● **The records**
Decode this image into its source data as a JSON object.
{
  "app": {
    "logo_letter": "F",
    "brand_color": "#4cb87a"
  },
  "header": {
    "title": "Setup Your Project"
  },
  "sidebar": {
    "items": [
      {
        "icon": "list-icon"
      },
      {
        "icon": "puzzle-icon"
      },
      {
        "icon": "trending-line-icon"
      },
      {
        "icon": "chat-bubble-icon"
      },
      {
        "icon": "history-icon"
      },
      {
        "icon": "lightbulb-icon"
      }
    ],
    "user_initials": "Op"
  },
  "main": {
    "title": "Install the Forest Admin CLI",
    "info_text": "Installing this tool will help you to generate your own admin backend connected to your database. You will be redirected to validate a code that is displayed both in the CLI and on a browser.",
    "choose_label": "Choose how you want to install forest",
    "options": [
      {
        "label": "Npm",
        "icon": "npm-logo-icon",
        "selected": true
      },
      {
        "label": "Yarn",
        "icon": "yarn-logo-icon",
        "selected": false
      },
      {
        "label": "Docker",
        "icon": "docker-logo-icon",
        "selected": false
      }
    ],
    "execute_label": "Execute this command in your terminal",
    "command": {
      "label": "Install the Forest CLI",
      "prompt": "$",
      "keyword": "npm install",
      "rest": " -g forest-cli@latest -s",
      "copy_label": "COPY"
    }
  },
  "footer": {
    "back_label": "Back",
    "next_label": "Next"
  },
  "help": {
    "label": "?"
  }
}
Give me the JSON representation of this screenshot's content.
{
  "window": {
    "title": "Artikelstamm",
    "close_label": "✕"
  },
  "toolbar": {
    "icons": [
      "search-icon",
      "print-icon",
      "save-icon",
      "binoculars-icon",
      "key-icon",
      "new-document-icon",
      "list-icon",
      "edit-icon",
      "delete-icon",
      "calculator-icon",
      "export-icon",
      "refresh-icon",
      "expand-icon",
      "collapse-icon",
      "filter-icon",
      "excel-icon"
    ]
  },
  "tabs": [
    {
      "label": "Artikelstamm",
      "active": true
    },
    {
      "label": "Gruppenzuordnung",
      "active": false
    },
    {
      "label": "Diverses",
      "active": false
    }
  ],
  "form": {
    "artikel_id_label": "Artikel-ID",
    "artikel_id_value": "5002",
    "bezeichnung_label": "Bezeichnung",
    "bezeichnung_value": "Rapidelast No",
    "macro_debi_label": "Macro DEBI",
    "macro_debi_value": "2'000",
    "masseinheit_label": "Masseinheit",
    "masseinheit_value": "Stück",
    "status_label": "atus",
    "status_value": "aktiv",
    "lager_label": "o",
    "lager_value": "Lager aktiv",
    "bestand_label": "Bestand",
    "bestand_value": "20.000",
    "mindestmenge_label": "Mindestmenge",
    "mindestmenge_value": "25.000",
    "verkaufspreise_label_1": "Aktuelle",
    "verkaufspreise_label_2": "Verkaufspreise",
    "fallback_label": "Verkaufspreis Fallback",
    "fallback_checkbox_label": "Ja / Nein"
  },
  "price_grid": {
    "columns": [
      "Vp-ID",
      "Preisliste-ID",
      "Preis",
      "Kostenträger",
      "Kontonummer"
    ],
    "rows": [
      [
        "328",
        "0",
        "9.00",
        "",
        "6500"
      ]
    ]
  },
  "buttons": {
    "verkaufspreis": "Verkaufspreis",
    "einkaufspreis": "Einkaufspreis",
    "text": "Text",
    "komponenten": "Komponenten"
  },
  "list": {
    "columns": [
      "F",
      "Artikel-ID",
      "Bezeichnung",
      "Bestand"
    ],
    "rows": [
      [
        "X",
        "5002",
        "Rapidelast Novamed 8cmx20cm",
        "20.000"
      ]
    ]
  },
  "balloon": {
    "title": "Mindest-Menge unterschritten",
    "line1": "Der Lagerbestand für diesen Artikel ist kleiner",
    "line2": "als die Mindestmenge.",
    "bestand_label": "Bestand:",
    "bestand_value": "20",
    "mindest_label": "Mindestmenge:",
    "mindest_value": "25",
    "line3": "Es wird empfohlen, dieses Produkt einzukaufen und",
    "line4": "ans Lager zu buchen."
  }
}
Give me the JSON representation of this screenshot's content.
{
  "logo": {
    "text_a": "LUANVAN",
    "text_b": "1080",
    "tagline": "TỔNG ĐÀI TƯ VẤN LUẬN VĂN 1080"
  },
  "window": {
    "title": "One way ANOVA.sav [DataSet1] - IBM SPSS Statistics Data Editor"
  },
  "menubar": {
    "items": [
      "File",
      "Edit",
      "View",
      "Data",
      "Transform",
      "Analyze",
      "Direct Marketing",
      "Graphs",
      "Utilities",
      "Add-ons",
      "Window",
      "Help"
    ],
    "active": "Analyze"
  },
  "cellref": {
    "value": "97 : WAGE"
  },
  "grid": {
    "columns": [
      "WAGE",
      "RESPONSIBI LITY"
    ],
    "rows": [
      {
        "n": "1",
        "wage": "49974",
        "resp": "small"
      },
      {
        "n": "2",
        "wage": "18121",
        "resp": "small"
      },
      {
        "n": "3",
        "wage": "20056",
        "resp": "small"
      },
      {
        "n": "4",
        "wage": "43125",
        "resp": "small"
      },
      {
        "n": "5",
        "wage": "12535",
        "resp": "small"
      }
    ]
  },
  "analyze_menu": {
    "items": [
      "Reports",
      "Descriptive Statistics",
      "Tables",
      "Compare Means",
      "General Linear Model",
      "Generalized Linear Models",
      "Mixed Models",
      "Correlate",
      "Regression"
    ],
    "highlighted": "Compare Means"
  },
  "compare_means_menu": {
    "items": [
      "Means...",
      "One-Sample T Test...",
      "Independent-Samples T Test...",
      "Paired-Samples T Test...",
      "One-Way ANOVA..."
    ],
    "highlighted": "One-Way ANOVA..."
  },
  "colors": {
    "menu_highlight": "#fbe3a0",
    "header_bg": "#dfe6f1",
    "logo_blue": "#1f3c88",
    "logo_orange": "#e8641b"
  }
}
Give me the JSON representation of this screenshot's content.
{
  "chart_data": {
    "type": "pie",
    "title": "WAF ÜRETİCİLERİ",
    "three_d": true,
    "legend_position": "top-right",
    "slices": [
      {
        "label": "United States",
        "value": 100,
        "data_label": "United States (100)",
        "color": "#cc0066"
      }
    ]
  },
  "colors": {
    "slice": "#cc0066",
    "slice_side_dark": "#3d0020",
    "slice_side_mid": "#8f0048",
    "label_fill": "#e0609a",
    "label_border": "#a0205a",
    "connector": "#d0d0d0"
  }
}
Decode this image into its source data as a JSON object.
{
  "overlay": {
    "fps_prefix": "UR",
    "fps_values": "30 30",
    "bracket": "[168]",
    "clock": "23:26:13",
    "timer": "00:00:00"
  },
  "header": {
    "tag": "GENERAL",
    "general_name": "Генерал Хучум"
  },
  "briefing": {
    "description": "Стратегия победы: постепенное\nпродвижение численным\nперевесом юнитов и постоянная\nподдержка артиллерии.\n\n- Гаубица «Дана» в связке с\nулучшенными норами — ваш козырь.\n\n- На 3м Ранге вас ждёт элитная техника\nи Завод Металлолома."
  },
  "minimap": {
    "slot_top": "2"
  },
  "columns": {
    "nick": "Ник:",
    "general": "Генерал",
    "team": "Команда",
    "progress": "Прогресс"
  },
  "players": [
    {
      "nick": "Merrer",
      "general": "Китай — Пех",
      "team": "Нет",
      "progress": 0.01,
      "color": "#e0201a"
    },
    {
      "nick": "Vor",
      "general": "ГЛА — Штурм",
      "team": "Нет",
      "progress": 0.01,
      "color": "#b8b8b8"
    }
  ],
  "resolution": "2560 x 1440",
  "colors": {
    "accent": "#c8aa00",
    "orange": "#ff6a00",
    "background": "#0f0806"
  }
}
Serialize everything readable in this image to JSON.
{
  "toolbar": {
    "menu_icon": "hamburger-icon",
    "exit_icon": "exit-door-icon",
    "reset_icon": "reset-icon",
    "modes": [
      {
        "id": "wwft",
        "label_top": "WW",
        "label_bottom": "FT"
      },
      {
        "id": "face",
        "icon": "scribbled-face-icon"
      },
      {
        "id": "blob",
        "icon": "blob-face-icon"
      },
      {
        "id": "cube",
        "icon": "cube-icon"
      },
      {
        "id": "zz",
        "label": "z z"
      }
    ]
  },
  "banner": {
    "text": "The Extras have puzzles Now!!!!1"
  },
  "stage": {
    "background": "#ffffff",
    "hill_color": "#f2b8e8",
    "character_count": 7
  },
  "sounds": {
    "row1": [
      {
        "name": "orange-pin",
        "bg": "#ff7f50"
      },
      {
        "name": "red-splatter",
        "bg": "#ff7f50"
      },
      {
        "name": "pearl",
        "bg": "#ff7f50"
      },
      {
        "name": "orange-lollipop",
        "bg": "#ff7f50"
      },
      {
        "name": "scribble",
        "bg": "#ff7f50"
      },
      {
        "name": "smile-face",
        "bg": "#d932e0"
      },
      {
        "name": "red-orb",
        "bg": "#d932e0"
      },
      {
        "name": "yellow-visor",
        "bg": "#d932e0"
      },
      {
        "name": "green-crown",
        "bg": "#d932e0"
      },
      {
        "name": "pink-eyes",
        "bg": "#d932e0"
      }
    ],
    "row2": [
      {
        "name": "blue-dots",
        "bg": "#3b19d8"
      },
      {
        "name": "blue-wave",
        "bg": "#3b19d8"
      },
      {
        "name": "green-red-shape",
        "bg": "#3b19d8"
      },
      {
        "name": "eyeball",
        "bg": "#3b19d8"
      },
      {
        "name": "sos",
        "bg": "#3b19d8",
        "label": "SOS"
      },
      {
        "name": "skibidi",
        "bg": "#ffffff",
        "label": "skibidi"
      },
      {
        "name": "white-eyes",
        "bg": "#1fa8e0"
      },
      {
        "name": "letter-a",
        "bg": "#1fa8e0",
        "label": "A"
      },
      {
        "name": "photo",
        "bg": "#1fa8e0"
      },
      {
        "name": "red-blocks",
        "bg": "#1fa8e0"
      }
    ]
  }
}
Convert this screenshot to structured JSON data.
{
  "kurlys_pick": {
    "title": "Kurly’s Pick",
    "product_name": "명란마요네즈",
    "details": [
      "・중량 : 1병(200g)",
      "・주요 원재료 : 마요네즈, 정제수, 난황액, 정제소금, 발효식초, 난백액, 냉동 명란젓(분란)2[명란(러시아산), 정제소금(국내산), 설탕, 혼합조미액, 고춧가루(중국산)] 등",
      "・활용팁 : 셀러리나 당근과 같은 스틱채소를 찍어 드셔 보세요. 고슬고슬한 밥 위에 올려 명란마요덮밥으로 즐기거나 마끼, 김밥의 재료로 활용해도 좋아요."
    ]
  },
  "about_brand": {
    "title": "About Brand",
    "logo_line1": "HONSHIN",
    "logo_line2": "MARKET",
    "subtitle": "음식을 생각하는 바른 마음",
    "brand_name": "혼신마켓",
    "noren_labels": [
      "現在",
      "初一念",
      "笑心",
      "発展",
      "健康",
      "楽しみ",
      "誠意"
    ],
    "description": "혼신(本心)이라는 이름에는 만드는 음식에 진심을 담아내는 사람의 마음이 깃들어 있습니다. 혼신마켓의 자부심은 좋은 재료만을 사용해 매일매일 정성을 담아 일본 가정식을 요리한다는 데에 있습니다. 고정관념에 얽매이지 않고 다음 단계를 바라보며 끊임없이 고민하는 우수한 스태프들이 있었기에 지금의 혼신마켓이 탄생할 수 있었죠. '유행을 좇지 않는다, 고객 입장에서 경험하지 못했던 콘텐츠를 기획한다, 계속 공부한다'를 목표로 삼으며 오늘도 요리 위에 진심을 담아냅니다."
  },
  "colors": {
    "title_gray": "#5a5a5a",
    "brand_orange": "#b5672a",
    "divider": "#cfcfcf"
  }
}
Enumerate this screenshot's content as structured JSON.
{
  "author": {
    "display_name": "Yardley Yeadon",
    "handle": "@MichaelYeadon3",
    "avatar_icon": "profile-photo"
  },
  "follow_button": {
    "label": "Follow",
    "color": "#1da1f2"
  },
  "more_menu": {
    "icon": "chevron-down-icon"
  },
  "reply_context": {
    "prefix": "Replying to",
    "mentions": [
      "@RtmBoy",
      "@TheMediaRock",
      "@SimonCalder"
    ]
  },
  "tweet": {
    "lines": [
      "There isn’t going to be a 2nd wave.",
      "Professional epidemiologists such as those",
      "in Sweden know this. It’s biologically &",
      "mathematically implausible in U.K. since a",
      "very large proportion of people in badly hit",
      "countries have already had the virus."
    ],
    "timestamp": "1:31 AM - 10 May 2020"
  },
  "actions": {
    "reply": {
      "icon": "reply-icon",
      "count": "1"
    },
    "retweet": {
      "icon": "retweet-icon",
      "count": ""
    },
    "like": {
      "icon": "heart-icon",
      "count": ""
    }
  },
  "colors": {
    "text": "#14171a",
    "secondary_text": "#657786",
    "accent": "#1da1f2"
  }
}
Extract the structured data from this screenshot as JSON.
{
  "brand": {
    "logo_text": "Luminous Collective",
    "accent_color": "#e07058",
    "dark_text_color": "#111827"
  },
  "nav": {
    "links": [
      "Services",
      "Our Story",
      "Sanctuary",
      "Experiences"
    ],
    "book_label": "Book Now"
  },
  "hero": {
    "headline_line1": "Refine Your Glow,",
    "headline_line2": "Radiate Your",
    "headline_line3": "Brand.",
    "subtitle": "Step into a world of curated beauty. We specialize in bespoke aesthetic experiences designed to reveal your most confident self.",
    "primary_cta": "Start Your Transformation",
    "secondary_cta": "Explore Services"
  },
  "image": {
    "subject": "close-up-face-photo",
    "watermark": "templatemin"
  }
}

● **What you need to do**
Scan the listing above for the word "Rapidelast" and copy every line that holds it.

● **Written answer**
    "bezeichnung_value": "Rapidelast No",
        "Rapidelast Novamed 8cmx20cm",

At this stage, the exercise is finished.